Terence Lewis dances his way into Guinness Records
Choreographer Terence Lewis has broken a Guinness World Record. He choreographed 1,336 people to a Bollywood song in an hour at Mumbai's St Teresa High School, his alma mater, for the Colors' reality show Guinness World Record - Ab India Todega.
"I was approached by Guinness and asked if I would be interested in breaking the current record. I said why not?" Terence said. "This was the best opportunity to do something different and also teach dance enthusiasts free of cost."
Image: Terence Lewis
'The most challenging part was to alert people as children had exams'
The participants were invited through a free registration process.
The most difficult part of the task, he said, was that it had to be executed in two days, as the Guinness team was leaving.
"The most challenging part was to alert people; children had exams. Also it was a day prior to Holi and we had to shoot in the hot sun. But everything went on well and our efforts were worth it," he added.
Teaching, Terence said, was the least difficult part of the challenge. "Being a teacher, it wasn't tough for me. I know the tricks of the trade. I made them learn faster with imaginary situations like asking them to imagine riding a horse, etc," he said.
Image: Terence Lewis choreographs the dance
'Bollywood dancing is a rage all over the world'
They danced to the title track of Jhoom Barabar Jhoom, originally choreographed by Vaibhavi Merchant. "I chose this song because it's authentic, Punjabi and peppy," Terence said.
He broke the record set by a Chinese national, who choreographed over 1,235 people. "They danced on Dhoom Macha Le (from the movie Dhoom). It looked funny because there were no jhatkas or folk dance," he said. "When Bollywood dancing is a rage all over the world, how can you have a Chinese record on people dancing to a Bollywood song?"
Image: Terence shows of Bollywood jhatkas
'Next time I hope to choreograph 5,000 people'
For Terence, breaking the record was a doubly emotional moment because he did it on the school campus where he first started dancing, and he is already raring to do more.
"There were some limitations because of which we couldn't accommodate more people.
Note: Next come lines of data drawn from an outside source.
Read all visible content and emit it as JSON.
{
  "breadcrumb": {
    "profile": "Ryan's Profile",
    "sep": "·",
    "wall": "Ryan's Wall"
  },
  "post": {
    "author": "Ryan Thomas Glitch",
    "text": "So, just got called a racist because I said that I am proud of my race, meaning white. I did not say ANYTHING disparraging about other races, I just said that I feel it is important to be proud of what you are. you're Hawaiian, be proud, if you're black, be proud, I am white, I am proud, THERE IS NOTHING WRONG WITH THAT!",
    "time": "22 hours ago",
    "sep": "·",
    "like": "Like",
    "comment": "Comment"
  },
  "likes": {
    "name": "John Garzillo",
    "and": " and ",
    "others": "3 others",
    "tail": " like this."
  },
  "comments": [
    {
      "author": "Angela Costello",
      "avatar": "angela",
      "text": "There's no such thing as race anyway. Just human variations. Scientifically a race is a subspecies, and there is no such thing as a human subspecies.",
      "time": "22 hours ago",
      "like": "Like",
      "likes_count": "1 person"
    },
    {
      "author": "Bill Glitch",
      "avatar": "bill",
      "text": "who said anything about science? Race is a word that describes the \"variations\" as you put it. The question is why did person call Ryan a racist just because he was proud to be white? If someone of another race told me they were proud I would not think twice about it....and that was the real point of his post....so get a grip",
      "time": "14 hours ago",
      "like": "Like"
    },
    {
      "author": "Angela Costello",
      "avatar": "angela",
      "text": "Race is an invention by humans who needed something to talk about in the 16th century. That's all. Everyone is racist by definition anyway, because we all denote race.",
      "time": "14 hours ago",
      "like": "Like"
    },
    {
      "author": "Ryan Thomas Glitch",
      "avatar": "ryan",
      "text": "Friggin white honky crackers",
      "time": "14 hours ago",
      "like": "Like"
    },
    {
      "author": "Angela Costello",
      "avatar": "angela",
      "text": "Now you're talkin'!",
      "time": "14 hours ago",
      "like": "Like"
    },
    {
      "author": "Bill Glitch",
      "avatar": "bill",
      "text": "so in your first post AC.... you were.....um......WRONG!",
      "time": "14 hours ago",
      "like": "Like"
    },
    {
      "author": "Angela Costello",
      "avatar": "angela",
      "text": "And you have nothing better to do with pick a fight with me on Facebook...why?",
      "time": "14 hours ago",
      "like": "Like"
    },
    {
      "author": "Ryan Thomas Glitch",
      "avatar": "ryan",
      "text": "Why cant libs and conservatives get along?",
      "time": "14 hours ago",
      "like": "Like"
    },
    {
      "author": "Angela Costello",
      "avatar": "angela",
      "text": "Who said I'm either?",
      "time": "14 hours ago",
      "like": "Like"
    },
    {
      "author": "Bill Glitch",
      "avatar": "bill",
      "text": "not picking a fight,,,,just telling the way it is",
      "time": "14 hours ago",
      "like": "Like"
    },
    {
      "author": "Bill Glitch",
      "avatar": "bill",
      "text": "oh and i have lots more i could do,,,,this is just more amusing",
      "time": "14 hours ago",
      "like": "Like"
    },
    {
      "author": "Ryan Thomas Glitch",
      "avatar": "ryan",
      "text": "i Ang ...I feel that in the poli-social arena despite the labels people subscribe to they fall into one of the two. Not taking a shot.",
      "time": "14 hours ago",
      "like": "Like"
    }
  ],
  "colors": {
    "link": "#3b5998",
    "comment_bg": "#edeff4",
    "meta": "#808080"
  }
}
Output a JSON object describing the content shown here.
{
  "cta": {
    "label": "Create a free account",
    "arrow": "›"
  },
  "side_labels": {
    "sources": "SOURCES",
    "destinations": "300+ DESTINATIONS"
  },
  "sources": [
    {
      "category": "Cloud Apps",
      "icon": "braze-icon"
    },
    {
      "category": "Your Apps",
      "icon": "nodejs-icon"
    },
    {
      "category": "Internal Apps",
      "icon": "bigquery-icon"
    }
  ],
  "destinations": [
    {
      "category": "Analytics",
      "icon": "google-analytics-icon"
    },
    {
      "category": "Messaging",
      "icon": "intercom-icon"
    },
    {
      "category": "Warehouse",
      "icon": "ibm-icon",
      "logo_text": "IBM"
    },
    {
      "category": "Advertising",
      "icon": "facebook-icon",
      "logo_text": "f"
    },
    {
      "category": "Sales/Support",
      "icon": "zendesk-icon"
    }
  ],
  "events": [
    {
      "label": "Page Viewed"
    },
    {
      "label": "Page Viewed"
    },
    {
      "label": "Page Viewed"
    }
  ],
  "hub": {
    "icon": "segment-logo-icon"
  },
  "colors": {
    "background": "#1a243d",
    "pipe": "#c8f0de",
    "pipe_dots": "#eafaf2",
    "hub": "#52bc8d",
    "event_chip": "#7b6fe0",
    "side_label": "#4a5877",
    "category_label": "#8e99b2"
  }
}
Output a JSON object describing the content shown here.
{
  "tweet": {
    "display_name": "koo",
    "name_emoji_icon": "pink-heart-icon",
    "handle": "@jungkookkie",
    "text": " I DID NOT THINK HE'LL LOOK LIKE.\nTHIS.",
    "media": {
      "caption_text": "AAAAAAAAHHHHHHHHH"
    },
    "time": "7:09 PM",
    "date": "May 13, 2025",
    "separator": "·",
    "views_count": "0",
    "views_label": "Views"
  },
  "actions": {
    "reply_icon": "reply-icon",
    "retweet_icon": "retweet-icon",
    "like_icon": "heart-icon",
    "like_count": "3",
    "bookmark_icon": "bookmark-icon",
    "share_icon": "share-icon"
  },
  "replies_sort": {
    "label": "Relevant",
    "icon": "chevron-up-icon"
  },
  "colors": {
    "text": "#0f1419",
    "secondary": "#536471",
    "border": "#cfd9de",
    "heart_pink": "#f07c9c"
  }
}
But next time I hope to choreograph 5,000 people in contemporary style and break my own record," he concluded.
Image: Participants dance to Jhoom Barabar Jhoom